Sec. 5. And be it further enacted, That the Secretary of the Navy be authorized to pay, out of the sum herein appropriated, the claim of the administrator of the state of Taliaferro Livingston, late United States' Marshal for the District of Alabama, for the maintenance of sundry Africans, captured in one thousand eight hundred and eighteen: Provided, the said administrator shall produce satisfactory evidence of the reasonableness of the charges for the said maintenance; and that the sums received by the said Livingston for the hire of the said Africans, be accounted for, and deducted.
Note.-In the course of the proceedings on this bill, the 1st, 2d, and 3d sections were stricken out, leaving the 4th and 5th sections only, which were passed into a law, and received the approbation and signature of the President of the United States on the 24th of May, 1828.
THURSDAY, MARCH 4, 1828.
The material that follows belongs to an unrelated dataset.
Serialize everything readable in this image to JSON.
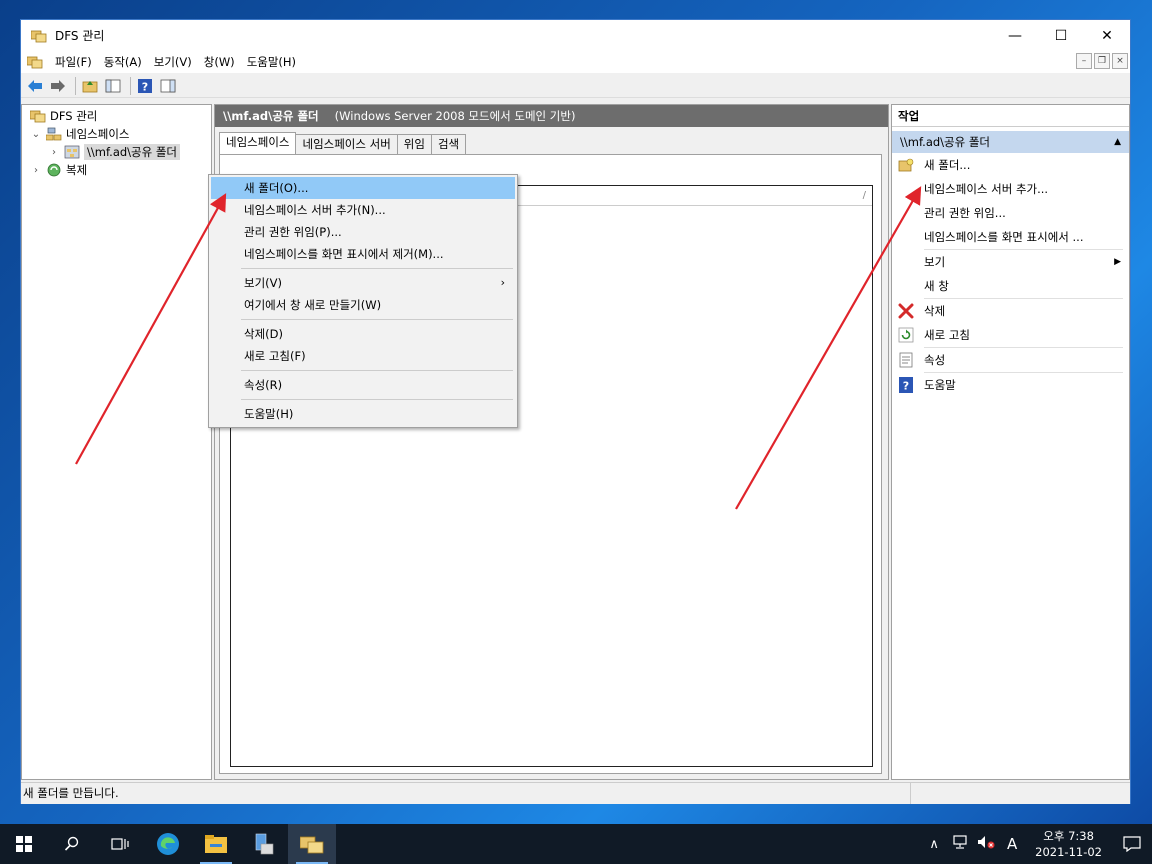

Mr. Mercer moved the following resolution; which was read, and laid on the table, viz:
Resolved, That the Secretary of the Navy be directed to lay before this House such intelligence as his Department may supply, respecting the present condition and probable annual expense of the United States' Agency for recaptured Africans upon the coast of Africa; and to comprehend therein any information possessed by the said Department, illustrative of the present circumstances of the settlement of free colored people at Liberia, and of those liberated Africans who have been restored to that continent in pursuance of the act of Congress of 1819.
This resolution was adopted by the House on the day after its introduction; and the Secretary of ihe Navy, in obedience to its requirements, communicated to the House the following:
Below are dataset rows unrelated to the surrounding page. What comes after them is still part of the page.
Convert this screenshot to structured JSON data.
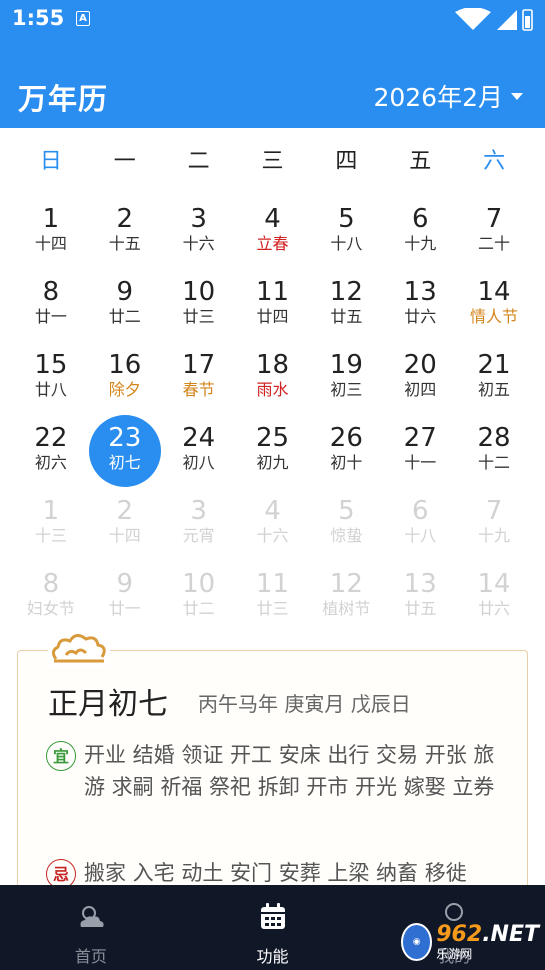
{
  "status_bar": {
    "time": "1:55",
    "notification_icon": "A"
  },
  "app_bar": {
    "title": "万年历",
    "month": "2026年2月"
  },
  "weekdays": [
    "日",
    "一",
    "二",
    "三",
    "四",
    "五",
    "六"
  ],
  "days": [
    {
      "num": "1",
      "lunar": "十四"
    },
    {
      "num": "2",
      "lunar": "十五"
    },
    {
      "num": "3",
      "lunar": "十六"
    },
    {
      "num": "4",
      "lunar": "立春"
    },
    {
      "num": "5",
      "lunar": "十八"
    },
    {
      "num": "6",
      "lunar": "十九"
    },
    {
      "num": "7",
      "lunar": "二十"
    },
    {
      "num": "8",
      "lunar": "廿一"
    },
    {
      "num": "9",
      "lunar": "廿二"
    },
    {
      "num": "10",
      "lunar": "廿三"
    },
    {
      "num": "11",
      "lunar": "廿四"
    },
    {
      "num": "12",
      "lunar": "廿五"
    },
    {
      "num": "13",
      "lunar": "廿六"
    },
    {
      "num": "14",
      "lunar": "情人节"
    },
    {
      "num": "15",
      "lunar": "廿八"
    },
    {
      "num": "16",
      "lunar": "除夕"
    },
    {
      "num": "17",
      "lunar": "春节"
    },
    {
      "num": "18",
      "lunar": "雨水"
    },
    {
      "num": "19",
      "lunar": "初三"
    },
    {
      "num": "20",
      "lunar": "初四"
    },
    {
      "num": "21",
      "lunar": "初五"
    },
    {
      "num": "22",
      "lunar": "初六"
    },
    {
      "num": "23",
      "lunar": "初七"
    },
    {
      "num": "24",
      "lunar": "初八"
    },
    {
      "num": "25",
      "lunar": "初九"
    },
    {
      "num": "26",
      "lunar": "初十"
    },
    {
      "num": "27",
      "lunar": "十一"
    },
    {
      "num": "28",
      "lunar": "十二"
    },
    {
      "num": "1",
      "lunar": "十三"
    },
    {
      "num": "2",
      "lunar": "十四"
    },
    {
      "num": "3",
      "lunar": "元宵"
    },
    {
      "num": "4",
      "lunar": "十六"
    },
    {
      "num": "5",
      "lunar": "惊蛰"
    },
    {
      "num": "6",
      "lunar": "十八"
    },
    {
      "num": "7",
      "lunar": "十九"
    },
    {
      "num": "8",
      "lunar": "妇女节"
    },
    {
      "num": "9",
      "lunar": "廿一"
    },
    {
      "num": "10",
      "lunar": "廿二"
    },
    {
      "num": "11",
      "lunar": "廿三"
    },
    {
      "num": "12",
      "lunar": "植树节"
    },
    {
      "num": "13",
      "lunar": "廿五"
    },
    {
      "num": "14",
      "lunar": "廿六"
    }
  ],
  "card": {
    "lunar_date": "正月初七",
    "ganzhi": "丙午马年 庚寅月 戊辰日",
    "yi_label": "宜",
    "yi": "开业 结婚 领证 开工 安床 出行 交易 开张 旅游 求嗣 祈福 祭祀 拆卸 开市 开光 嫁娶 立券",
    "ji_label": "忌",
    "ji": "搬家 入宅 动土 安门 安葬 上梁 纳畜 移徙"
  },
  "bottom_nav": [
    {
      "label": "首页",
      "icon": "weather-icon"
    },
    {
      "label": "功能",
      "icon": "calendar-icon"
    },
    {
      "label": "我的",
      "icon": "profile-icon"
    }
  ],
  "watermark": {
    "num": "962",
    "suffix": ".NET",
    "sub": "乐游网"
  },
  "colors": {
    "primary": "#2a8ef0",
    "festival": "#d4861c",
    "solar_term": "#d32222",
    "nav_bg": "#101727"
  }
}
11th March, 1893.
Sir: In answer to the resolution of the House of Representatives of the 3th instant, directing the Secretary of the Navy to lay before the House “such intelligence as his Department may supply, respecting the present condition and
probable annual expense of the United States' Agency for recaptured Africans upon the coast of Africa ; and to comprehend therein any information possessed by said Department, illustrative of the present circumstances of the settlement of free colored people at Liberia, and of those liberated Africans who have been restored to that continent in pursuance of the act of Congress of 1819,” the Secretary of the Navy has the honor to